Working with indigenous partners to identify ontologies about the nature of the world and the relationships in it will clarify priorities for “living well” and for life projects. Indigenous life projects are situated in places and territories, yet they share “relationality” of ontology and cosmovisions often referred to as “animistic”. Identifying these ontological premises prompts a rethinking of communities of life. Through varying ontologies, “society” encompasses inter-species relations and communications and refutes the Western nature/culture divide. Through this research theme, we will seek to understand how territory is the locus of human relations of reciprocity with animals, plants, and geophysical entities, and the ways in which these relationships interact with externally initiated development projects and jurisdictions.
“Life projects” is primarily a conceptual placeholder for visions of a good life that while likely different among themselves. In contrast to the universalist pretensions of developmentalism, “life projects” share a primary orientation to the reproduction of the uniqueness of particular places. Place here is more than a location; it refers to emplaced “collectives,” that gather together, and in unique and different configurations, entities that for moderns pertain to either nature or culture.

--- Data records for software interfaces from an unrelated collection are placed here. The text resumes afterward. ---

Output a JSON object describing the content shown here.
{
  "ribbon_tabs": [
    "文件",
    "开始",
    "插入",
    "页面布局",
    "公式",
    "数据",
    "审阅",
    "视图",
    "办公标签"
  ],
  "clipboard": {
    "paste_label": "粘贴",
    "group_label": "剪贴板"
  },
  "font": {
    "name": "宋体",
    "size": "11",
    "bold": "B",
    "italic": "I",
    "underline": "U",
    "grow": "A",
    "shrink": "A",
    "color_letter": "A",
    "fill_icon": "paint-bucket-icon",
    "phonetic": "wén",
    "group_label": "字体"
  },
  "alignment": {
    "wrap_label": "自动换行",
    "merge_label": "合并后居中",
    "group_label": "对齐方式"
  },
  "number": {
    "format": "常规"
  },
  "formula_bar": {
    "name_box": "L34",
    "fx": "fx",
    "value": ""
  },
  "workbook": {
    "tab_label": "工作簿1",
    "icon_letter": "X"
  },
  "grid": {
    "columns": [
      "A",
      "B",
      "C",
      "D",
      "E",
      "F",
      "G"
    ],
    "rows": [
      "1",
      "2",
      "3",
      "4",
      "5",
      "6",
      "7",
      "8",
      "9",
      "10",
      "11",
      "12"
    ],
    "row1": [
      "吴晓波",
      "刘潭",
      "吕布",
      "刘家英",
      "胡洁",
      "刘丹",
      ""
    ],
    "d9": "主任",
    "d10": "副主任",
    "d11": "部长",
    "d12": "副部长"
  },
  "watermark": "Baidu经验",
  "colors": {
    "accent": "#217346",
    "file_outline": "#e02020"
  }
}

In this sense “collectives” can also be called “places;” these are not (cultural) communities that live in (natural) places, but heterogeneous assemblages that “take place” in specific locations.
In order to specify further the concepts of “life projects” and “collectives/places” we suggest the concept of “relational ontologies.” While all forms of being are indisputably relational, relational ontologies place relatedness/“relationality” as a paramount embodied value, perception and experience. As a praxis, relational ontologies take the form of daily, experiential, dialogic and knowledgeable interactions and exchanges between the various agencies of the “collectives/places,” humans and non-humans alike. Relational ontologies consider the volition and agency of nonhuman others to be facts of life. In a relational ontology, the world is not a “given,” neither is it predictable; the world is forever unfolding, and the outcomes of the manifold relations are uncertain. Another related concept is that of an “ontology of co-becoming,” that sees everything as knowledgeable, vital and interconnected (Bawaka country et al. 2014). Indigenous life projects are receptive to and inclusive of nonhumans’ presences, affects and voices.

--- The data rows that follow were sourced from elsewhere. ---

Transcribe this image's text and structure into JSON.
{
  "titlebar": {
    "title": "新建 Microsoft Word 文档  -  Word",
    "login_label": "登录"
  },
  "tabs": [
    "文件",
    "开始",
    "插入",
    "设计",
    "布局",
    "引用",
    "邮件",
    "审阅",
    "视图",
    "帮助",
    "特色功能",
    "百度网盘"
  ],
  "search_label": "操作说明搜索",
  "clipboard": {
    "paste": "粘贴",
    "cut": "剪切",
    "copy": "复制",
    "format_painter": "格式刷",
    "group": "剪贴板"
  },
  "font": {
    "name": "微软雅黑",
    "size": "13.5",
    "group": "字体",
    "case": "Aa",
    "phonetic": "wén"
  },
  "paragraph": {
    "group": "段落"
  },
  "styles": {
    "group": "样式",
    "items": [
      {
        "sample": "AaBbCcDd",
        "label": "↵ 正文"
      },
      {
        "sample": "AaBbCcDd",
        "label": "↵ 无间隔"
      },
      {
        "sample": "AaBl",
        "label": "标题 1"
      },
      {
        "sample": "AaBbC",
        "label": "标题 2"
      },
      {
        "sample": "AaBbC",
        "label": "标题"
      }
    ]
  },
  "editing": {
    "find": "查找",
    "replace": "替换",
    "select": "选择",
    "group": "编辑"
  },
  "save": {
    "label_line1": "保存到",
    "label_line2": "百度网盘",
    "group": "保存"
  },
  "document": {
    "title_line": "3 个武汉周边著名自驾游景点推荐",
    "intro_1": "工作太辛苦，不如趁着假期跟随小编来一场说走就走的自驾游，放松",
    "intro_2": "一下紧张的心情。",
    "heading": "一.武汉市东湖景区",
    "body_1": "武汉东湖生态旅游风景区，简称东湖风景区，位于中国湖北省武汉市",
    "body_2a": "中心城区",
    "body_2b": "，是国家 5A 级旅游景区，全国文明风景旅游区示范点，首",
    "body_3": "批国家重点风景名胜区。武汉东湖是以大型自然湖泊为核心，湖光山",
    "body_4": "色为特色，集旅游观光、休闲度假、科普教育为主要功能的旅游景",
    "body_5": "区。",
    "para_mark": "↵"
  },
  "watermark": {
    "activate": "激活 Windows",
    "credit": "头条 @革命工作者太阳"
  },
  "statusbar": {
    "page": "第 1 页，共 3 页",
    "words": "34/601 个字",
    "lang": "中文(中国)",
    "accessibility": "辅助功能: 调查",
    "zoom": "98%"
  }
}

Defined thus, researching life projects requires first to understand what are the specific collectives at stake in particular encounters with development. What are the configurations of these collectives? What entities compose it? How do the relations, responsibilities and affects (in short, the relationality) that bond together these entities, operate? Relational research methodologies should help to convey the decentering of human authority and voice. The question is: How to give a voice to the nonhumans? Some suggest a “methodology of attending underpinned by a relational ethics of care” (Bawaka country et al., 2014).

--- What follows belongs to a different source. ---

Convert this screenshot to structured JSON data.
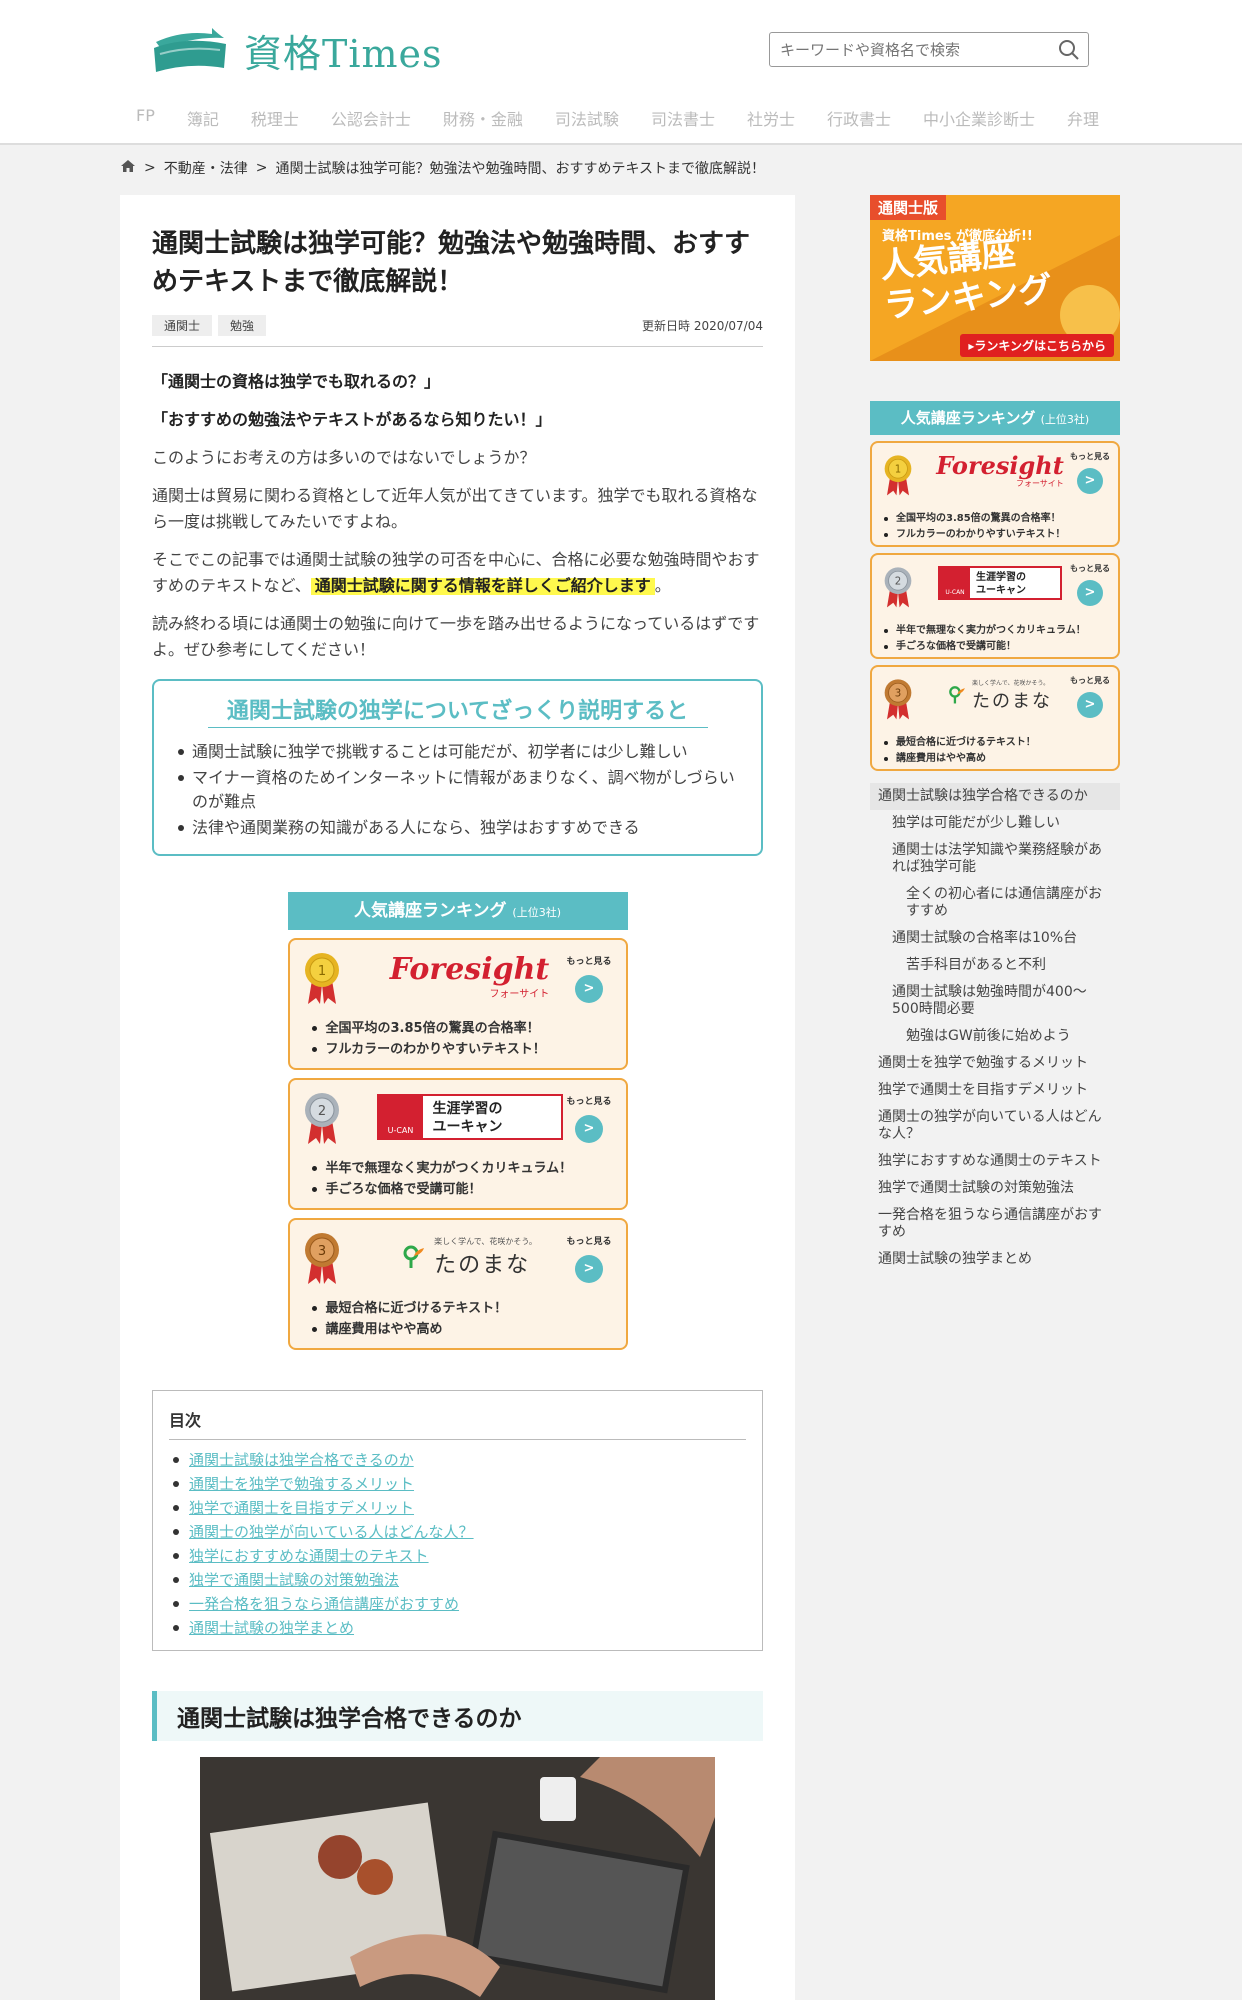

Having grasped particular collectives, we can then ask the question: What practices are considered fundamental to sustain and further the “life project” of this place/collective? Are there some relative consensuses about certain practices that are definitely required for this? Methodologically speaking, we need to be able to tease out some of these practices so that we can follow them and see where, how, and with what results they encounter other practices (like development, state conservation, etc). We do not necessarily know what transpires in these encounters. In some cases practices that are central to particular life projects might be interrupted by development, in other cases they may run parallel without interfering with each other, while in yet other cases they might enable each other. In any of these cases, the notion of “entanglement” (or entangled worlds) might be to inquire into the dialectic and the dialogic dimensions of the encounters and co-existence between indigenous and non-indigenous worlds, ontologies, and actors and their practices. Whatever is entangled, in a given collective/place, cannot easily be undone. Each thread, entity, agent, and world involved in the entanglement keeps its difference, perspective, relative autonomy, and potentiality, while the spatial and temporal interactions with the other components (human and nonhuman) do bring transformations to each one of them; it is an ongoing and somehow embodied process. The concept of entanglement suggests also no coherence and ordering, no given direction and fixed categories, and no boundaries, and leaves room for principles of uncertainty and unpredictability.
In pursuing their research, the investigators associated with this theme are concerned with two foundational questions. The first is: How can we make a systematic inquiry to reveal degrees in which current arrangements in particular territories (including legal frameworks, different uses of elements composing the territory, etc.) enhance and/or interrupt particular life projects? The question that must follow is: How are we going to position our various researches in relation to various (and possibly mutually conflicting) agendas in the communities?
Theme Leaders: Mario Blaser, Eduardo Kohn, Sylvie Poirier
David George Anderson
John G. Galaty
Colin H. Scott